The rating will come as a letter between A and E, with A at the top of the scale, and ratings will be determined on an annual basis. Ships receiving a D rating for three years or an E rating for a single year will need to implement a corrective action plan as part of the ship energy efficiency management plan (SEEMP) setting out their plans to improve their performance and rating. Alternative fuel such as biofuel will have a significant positive impact on the rating.
Finally, IMO is set to adopt further regulation – such as a price on carbon emissions as well as a green fuel standard – in the coming years to further drive the transition.
But separately from the global effort on decarbonization led by the IMO, the European Union has also been pursuing its own regulatory agenda.
Last year the EU came to a deal on including shipping within the union’s emissions trading system (ETS). All ships over 5,000 GT in size will be included in the ETS, covering 100% of CO2 emissions from intra-EU voyages and 50% of emissions from voyages between EU ports and the rest of the world. In practice, this means that all vessels calling a European port will be affected by the EU ETS.

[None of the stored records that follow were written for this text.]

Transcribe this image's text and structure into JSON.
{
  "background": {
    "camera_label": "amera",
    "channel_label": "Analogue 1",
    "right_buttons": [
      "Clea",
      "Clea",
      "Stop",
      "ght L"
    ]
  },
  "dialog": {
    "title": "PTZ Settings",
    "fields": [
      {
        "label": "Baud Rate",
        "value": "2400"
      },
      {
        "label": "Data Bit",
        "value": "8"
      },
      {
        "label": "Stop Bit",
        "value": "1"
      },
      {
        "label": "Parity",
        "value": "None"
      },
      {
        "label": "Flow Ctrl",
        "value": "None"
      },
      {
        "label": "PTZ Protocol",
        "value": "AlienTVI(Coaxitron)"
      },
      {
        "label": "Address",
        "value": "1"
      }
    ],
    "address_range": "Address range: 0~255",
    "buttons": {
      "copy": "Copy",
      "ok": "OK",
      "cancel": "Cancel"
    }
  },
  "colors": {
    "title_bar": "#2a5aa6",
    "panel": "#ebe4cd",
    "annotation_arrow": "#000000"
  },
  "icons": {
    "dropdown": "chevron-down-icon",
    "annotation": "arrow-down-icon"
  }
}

The system will be phased in starting in 2024 with 40% of emissions covered, 70% in 2025 and 100% from 2026 onwards. Shipping companies will be required to buy an equivalent number of “EU Allowances” (representing one tonne of CO2 emissions) to match their annual total fleet emissions, and deliver these to the authorities each year.
Europe also has a separate regulation called FuelEU Maritime, which will require shipping firms to gradually incorporate renewable fuels in their bunker purchases in order to lower the GHG intensity of the fuel burned. Like the ETS it is a gradually phased in system with the same coverage in terms of ship size and geographical scope. Meanwhile, the FuelEU Maritime sets requirements not only for CO2, but for other greenhouse gases as well.
These regulatory drivers are just the start; further developments can be expected from the IMO in the coming years, and over the longer term the US and China may also seek to impose their own rules if they are dissatisfied with the global regulations.
All of this will mean biofuel use is heavily incentivized in the short term as the use of conventional fuels becomes more constrained by regulatory costs.
Stay tuned for our part two on ‘What to Look Out for When Buying Biofuel Bunkers’.